(Items from an interface collection)
-.-.-
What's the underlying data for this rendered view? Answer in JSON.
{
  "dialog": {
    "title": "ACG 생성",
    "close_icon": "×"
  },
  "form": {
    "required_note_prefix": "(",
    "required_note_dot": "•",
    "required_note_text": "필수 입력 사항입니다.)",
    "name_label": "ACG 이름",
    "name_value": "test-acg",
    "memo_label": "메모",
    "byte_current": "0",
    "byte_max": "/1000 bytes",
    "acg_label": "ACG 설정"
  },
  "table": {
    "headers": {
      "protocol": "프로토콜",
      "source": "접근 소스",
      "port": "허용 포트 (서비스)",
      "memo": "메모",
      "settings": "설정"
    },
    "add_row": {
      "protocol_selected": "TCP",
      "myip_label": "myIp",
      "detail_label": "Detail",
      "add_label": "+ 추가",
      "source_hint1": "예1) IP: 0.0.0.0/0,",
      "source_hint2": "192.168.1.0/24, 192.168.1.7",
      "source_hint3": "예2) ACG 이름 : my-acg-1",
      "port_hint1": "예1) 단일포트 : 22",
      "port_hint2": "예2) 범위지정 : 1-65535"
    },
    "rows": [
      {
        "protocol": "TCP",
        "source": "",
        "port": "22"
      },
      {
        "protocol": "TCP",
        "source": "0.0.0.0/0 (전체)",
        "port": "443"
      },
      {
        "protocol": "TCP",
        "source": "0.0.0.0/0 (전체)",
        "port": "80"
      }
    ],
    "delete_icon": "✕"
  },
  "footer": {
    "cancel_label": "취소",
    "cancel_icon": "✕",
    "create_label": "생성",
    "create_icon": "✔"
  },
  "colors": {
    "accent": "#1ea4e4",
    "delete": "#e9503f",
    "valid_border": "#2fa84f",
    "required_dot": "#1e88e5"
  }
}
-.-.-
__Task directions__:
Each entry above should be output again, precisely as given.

__Completed task__:
What's the underlying data for this rendered view? Answer in JSON.
{
  "dialog": {
    "title": "ACG 생성",
    "close_icon": "×"
  },
  "form": {
    "required_note_prefix": "(",
    "required_note_dot": "•",
    "required_note_text": "필수 입력 사항입니다.)",
    "name_label": "ACG 이름",
    "name_value": "test-acg",
    "memo_label": "메모",
    "byte_current": "0",
    "byte_max": "/1000 bytes",
    "acg_label": "ACG 설정"
  },
  "table": {
    "headers": {
      "protocol": "프로토콜",
      "source": "접근 소스",
      "port": "허용 포트 (서비스)",
      "memo": "메모",
      "settings": "설정"
    },
    "add_row": {
      "protocol_selected": "TCP",
      "myip_label": "myIp",
      "detail_label": "Detail",
      "add_label": "+ 추가",
      "source_hint1": "예1) IP: 0.0.0.0/0,",
      "source_hint2": "192.168.1.0/24, 192.168.1.7",
      "source_hint3": "예2) ACG 이름 : my-acg-1",
      "port_hint1": "예1) 단일포트 : 22",
      "port_hint2": "예2) 범위지정 : 1-65535"
    },
    "rows": [
      {
        "protocol": "TCP",
        "source": "",
        "port": "22"
      },
      {
        "protocol": "TCP",
        "source": "0.0.0.0/0 (전체)",
        "port": "443"
      },
      {
        "protocol": "TCP",
        "source": "0.0.0.0/0 (전체)",
        "port": "80"
      }
    ],
    "delete_icon": "✕"
  },
  "footer": {
    "cancel_label": "취소",
    "cancel_icon": "✕",
    "create_label": "생성",
    "create_icon": "✔"
  },
  "colors": {
    "accent": "#1ea4e4",
    "delete": "#e9503f",
    "valid_border": "#2fa84f",
    "required_dot": "#1e88e5"
  }
}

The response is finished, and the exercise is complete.